§ **Required work**:
Give the number of lines in these entries that contain the string "chồng", with no further comment.

[Entries from a dataset of interfaces]
☆ ☆ ☆ ☆ ☆ ☆ ☆
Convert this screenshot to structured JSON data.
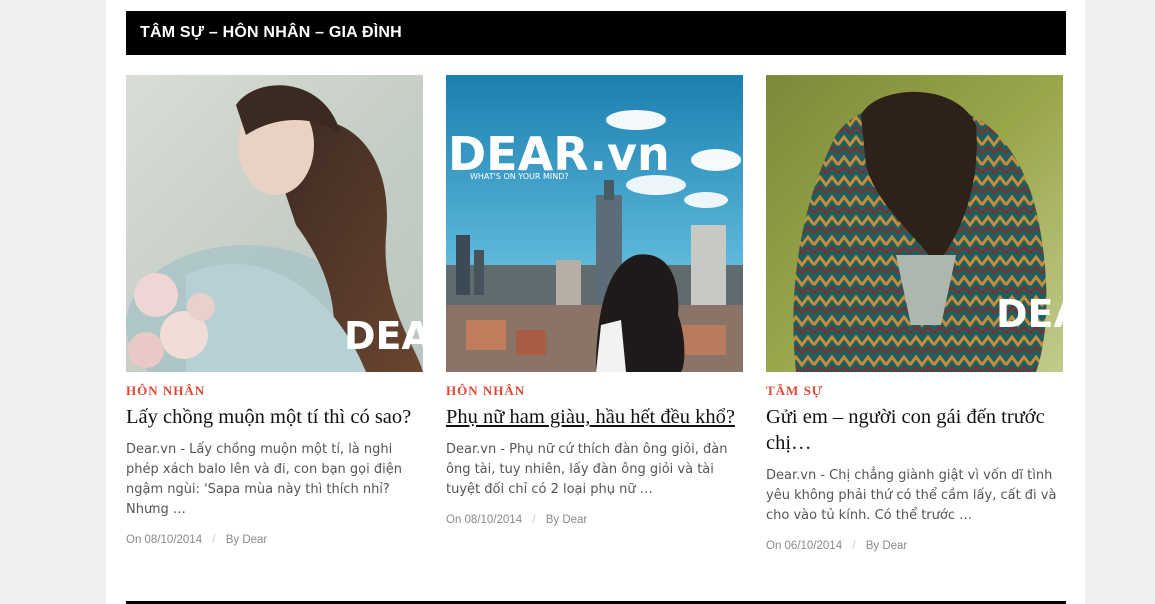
{
  "section": {
    "title": "TÂM SỰ – HÔN NHÂN – GIA ĐÌNH"
  },
  "brand": {
    "watermark": "DEAR",
    "watermark_full": "DEAR.vn",
    "tagline": "WHAT'S ON YOUR MIND?"
  },
  "posts": [
    {
      "category": "HÔN NHÂN",
      "title": "Lấy chồng muộn một tí thì có sao?",
      "excerpt": "Dear.vn - Lấy chồng muộn một tí, là nghi phép xách balo lên và đi, con bạn gọi điện ngậm ngùi: 'Sapa mùa này thì thích nhỉ? Nhưng …",
      "date": "On 08/10/2014",
      "author": "By Dear"
    },
    {
      "category": "HÔN NHÂN",
      "title": "Phụ nữ ham giàu, hầu hết đều khổ?",
      "excerpt": "Dear.vn - Phụ nữ cứ thích đàn ông giỏi, đàn ông tài, tuy nhiên, lấy đàn ông giỏi và tài tuyệt đối chỉ có 2 loại phụ nữ …",
      "date": "On 08/10/2014",
      "author": "By Dear"
    },
    {
      "category": "TÂM SỰ",
      "title": "Gửi em – người con gái đến trước chị…",
      "excerpt": "Dear.vn - Chị chẳng giành giật vì vốn dĩ tình yêu không phải thứ có thể cầm lấy, cất đi và cho vào tủ kính. Có thể trước …",
      "date": "On 06/10/2014",
      "author": "By Dear"
    }
  ],
  "colors": {
    "accent": "#e04a35",
    "header_bg": "#000000"
  }
}
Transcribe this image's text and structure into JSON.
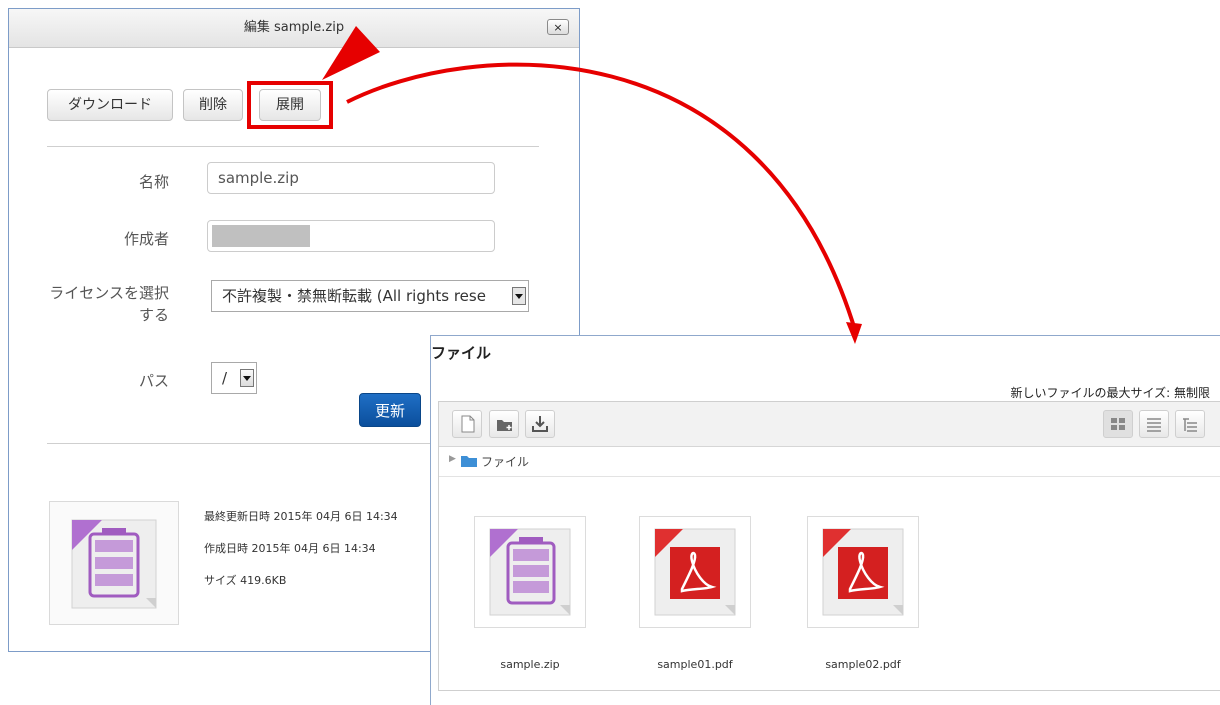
{
  "dialog": {
    "title": "編集 sample.zip",
    "close_label": "×",
    "actions": {
      "download": "ダウンロード",
      "delete": "削除",
      "extract": "展開"
    },
    "fields": {
      "name_label": "名称",
      "name_value": "sample.zip",
      "author_label": "作成者",
      "license_label_line1": "ライセンスを選択",
      "license_label_line2": "する",
      "license_value": "不許複製・禁無断転載 (All rights rese",
      "path_label": "パス",
      "path_value": "/"
    },
    "update_label": "更新",
    "info": {
      "modified": "最終更新日時  2015年 04月 6日 14:34",
      "created": "作成日時  2015年 04月 6日 14:34",
      "size": "サイズ  419.6KB"
    }
  },
  "file_manager": {
    "title": "ファイル",
    "max_size": "新しいファイルの最大サイズ: 無制限",
    "breadcrumb": "ファイル",
    "files": [
      {
        "name": "sample.zip",
        "icon": "archive-icon"
      },
      {
        "name": "sample01.pdf",
        "icon": "pdf-icon"
      },
      {
        "name": "sample02.pdf",
        "icon": "pdf-icon"
      }
    ]
  },
  "colors": {
    "annotation": "#e60000",
    "primary_button": "#0b4f9c",
    "archive": "#a05cc0",
    "pdf": "#d42020"
  }
}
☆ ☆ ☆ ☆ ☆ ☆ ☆
§ **Finished task**:
2